::: DATA TO PROCESS

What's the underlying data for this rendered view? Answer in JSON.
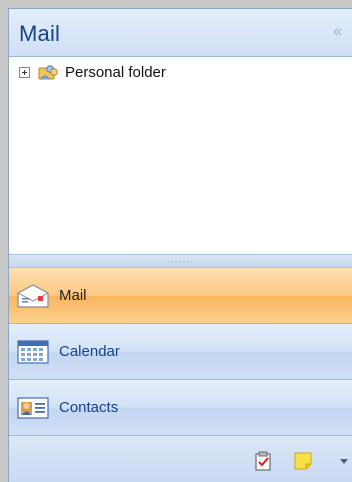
{
  "header": {
    "title": "Mail",
    "collapse_glyph": "«"
  },
  "tree": {
    "items": [
      {
        "label": "Personal folder",
        "icon": "personal-folders-icon"
      }
    ]
  },
  "splitter": {
    "grip": "·······"
  },
  "nav": [
    {
      "label": "Mail",
      "icon": "mail-icon",
      "active": true
    },
    {
      "label": "Calendar",
      "icon": "calendar-icon",
      "active": false
    },
    {
      "label": "Contacts",
      "icon": "contacts-icon",
      "active": false
    }
  ],
  "bottombar": {
    "icons": [
      "tasks-icon",
      "notes-icon",
      "configure-buttons-icon"
    ]
  },
  "colors": {
    "accent": "#15428b",
    "active_tab": "#fbc982",
    "pane_border": "#8aa6c8"
  }
}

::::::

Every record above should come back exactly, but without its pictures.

**OUTPUT FOR THIS EXERCISE:**
What's the underlying data for this rendered view? Answer in JSON.
{
  "header": {
    "title": "Mail",
    "collapse_glyph": "«"
  },
  "tree": {
    "items": [
      {
        "label": "Personal folder",
        "icon": "personal-folders-icon"
      }
    ]
  },
  "splitter": {
    "grip": "·······"
  },
  "nav": [
    {
      "label": "Mail",
      "icon": "mail-icon",
      "active": true
    },
    {
      "label": "Calendar",
      "icon": "calendar-icon",
      "active": false
    },
    {
      "label": "Contacts",
      "icon": "contacts-icon",
      "active": false
    }
  ],
  "bottombar": {
    "icons": [
      "tasks-icon",
      "notes-icon",
      "configure-buttons-icon"
    ]
  },
  "colors": {
    "accent": "#15428b",
    "active_tab": "#fbc982",
    "pane_border": "#8aa6c8"
  }
}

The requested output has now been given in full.